FDA Approves CPR Device that Could Increase Chances of Patient Survival
The U.S. Food and Drug Administration (FDA) this month approved a CPR system that could improve a person's chances of survival.
The ResQCPR System is a system of two devices for first responders to use while performing cardiopulmonary resuscitation (CPR) on people whose hearts stop beating (cardiac arrest).
The Centers for Disease Control and Prevention (CDC) estimates that approximately 300,000 Americans experience an out-of-hospital cardiac arrest each year. CPR is an emergency procedure that can be life-saving for people in cardiac arrest.

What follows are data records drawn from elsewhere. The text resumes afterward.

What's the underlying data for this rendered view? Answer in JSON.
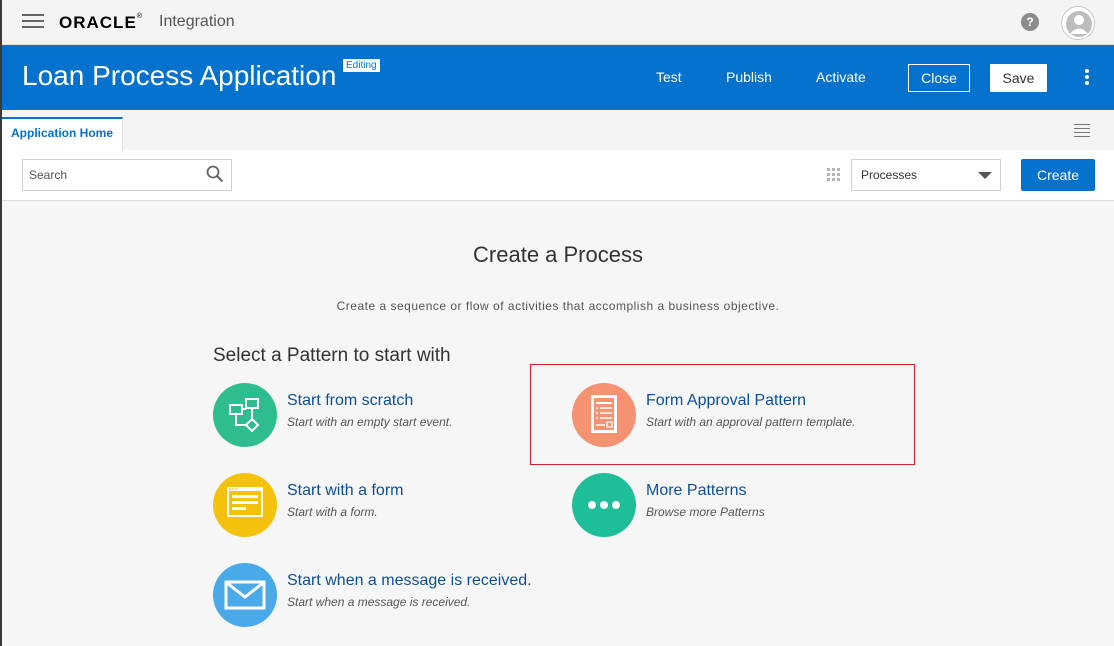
{
  "topbar": {
    "logo_text": "ORACLE",
    "logo_mark": "®",
    "product_name": "Integration",
    "help_label": "?"
  },
  "appbar": {
    "title": "Loan Process Application",
    "badge": "Editing",
    "actions": [
      "Test",
      "Publish",
      "Activate"
    ],
    "close_label": "Close",
    "save_label": "Save"
  },
  "tabs": {
    "items": [
      {
        "label": "Application Home",
        "active": true
      }
    ]
  },
  "toolbar": {
    "search_placeholder": "Search",
    "type_select_value": "Processes",
    "create_label": "Create"
  },
  "main": {
    "title": "Create a Process",
    "subtitle": "Create a sequence or flow of activities that accomplish a business objective.",
    "section_heading": "Select a Pattern to start with",
    "patterns": [
      {
        "title": "Start from scratch",
        "description": "Start with an empty start event.",
        "icon": "flow-diagram-icon",
        "color": "#2dbd8e"
      },
      {
        "title": "Form Approval Pattern",
        "description": "Start with an approval pattern template.",
        "icon": "form-document-icon",
        "color": "#f59272",
        "highlighted": true
      },
      {
        "title": "Start with a form",
        "description": "Start with a form.",
        "icon": "web-form-icon",
        "color": "#f4c20d"
      },
      {
        "title": "More Patterns",
        "description": "Browse more Patterns",
        "icon": "more-dots-icon",
        "color": "#1ebe99"
      },
      {
        "title": "Start when a message is received.",
        "description": "Start when a message is received.",
        "icon": "envelope-icon",
        "color": "#4aa9e8"
      }
    ]
  },
  "colors": {
    "brand_blue": "#0572ce",
    "highlight_red": "#d0202a",
    "link_blue": "#0b4f99"
  }
}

During this procedure, rescuers manually compress the patient's chest and manually ventilate the lungs to keep blood oxygenated and circulating until the heart and breathing restart—or until the rescuers can apply advanced life-saving techniques, such as defibrillation. If provided immediately after cardiac arrest, this standard CPR procedure increases a patient's chance of survival.

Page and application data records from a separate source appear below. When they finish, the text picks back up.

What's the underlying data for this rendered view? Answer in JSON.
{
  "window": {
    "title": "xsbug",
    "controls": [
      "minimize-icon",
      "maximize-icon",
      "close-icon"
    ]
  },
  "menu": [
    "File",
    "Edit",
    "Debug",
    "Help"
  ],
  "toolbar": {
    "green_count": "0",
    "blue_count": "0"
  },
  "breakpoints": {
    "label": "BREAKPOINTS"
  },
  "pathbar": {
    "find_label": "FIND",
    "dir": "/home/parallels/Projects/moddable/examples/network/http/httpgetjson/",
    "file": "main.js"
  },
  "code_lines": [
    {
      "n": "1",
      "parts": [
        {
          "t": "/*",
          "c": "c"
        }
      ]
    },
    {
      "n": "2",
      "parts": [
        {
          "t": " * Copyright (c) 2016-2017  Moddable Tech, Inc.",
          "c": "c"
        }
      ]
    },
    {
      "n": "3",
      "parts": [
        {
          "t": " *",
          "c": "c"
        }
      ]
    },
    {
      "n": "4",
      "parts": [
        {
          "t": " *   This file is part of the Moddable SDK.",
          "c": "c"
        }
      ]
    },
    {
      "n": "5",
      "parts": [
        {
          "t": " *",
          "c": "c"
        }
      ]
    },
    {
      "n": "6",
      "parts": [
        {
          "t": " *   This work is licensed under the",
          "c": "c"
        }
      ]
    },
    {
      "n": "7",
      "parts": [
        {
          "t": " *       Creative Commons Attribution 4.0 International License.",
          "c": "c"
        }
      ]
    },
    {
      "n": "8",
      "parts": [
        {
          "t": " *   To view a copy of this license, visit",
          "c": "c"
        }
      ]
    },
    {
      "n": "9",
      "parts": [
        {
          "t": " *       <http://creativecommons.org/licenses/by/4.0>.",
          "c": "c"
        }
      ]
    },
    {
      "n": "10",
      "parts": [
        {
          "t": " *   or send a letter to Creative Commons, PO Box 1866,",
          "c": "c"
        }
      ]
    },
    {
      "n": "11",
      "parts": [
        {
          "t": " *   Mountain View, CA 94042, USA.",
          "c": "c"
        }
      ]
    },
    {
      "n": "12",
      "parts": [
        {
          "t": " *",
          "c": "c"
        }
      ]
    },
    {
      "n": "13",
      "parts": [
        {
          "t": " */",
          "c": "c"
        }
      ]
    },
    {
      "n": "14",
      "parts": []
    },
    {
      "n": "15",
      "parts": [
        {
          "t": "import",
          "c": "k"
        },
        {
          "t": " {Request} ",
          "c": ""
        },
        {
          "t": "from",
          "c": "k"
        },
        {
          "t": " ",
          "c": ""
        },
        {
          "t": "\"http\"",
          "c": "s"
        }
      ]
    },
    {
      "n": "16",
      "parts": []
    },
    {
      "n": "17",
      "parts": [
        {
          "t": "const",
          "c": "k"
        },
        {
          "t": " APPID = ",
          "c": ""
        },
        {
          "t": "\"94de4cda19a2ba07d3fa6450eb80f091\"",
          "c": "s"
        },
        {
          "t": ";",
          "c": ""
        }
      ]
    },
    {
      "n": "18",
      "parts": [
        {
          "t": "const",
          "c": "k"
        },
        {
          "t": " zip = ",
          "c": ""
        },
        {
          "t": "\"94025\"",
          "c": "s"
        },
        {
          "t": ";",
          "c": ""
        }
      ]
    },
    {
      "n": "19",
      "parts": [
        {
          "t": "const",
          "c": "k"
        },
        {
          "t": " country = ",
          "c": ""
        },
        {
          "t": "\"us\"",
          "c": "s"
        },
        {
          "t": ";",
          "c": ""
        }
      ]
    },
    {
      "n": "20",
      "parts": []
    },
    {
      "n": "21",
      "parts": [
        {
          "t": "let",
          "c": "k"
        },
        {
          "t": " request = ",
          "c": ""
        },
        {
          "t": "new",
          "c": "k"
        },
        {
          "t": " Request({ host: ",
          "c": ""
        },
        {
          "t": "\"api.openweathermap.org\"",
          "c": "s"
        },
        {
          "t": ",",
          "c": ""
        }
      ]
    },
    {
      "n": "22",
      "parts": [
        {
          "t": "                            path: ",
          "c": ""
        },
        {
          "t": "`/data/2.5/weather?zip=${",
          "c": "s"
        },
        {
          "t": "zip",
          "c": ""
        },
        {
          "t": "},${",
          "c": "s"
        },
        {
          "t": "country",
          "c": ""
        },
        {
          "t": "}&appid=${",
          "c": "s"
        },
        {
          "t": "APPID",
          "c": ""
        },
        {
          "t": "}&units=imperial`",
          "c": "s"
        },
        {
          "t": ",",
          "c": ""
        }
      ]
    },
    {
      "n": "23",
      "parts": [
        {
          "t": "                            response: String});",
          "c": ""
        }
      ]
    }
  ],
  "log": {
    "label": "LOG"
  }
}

"Most people who suffer cardiac arrest outside of a hospital die," said the FDA's William Maisel. "The ResQCPR System may increase oxygenated blood circulation during CPR, which in turn may improve the likelihood of survival in adult patients with out-of-hospital, non-traumatic cardiac arrest."
The ResQCPR System consists of two devices that are intended to be used together to assist in performing CPR on adult patients with out-of-hospital, non-traumatic cardiac arrest. The first device, the ResQPump Active Compression Decompression CPR Device, has a double-grip handle that attaches to the patient's chest with a suction cup, allowing the rescuer to push to deliver compressions and lift for decompressions, which is different than standard CPR. It also includes a pressure gauge to help rescuers maintain recommended compression depth and a timing mechanism to help the rescuer maintain the necessary compression rate.
The second device, the ResQPod 16.0 Impedance Threshold Device, fits onto a rescue face mask or breathing tube. When placed on the patient, it impedes airflow into the chest during chest decompression with the ResQPump, reducing the pressure inside the patient's chest and drawing more blood back to the heart, a concept known as preloading. A greater volume of blood being drawn into the heart can mean a greater volume of blood flowing out of the heart during the next compression which may improve overall blood circulation as compared to standard CPR. When used together, the two devices may increase the amount of oxygenated blood circulated through a patient's body during CPR.
The FDA reviewed data supporting the approval of the ResQCPR System, including a randomized clinical trial that compared survival rates of 813 subjects who received standard CPR to 842 subjects who received CPR with the ResQCPR System. The clinical trial results showed that a larger number of subjects who received CPR with the ResQCPR System survived cardiac arrest.
Adverse events associated with the ResQCPR system were similar to those associated with standard CPR; however, pulmonary edema (the accumulation of fluid in the lungs) was more common in ResQCPR subjects than in standard CPR subjects.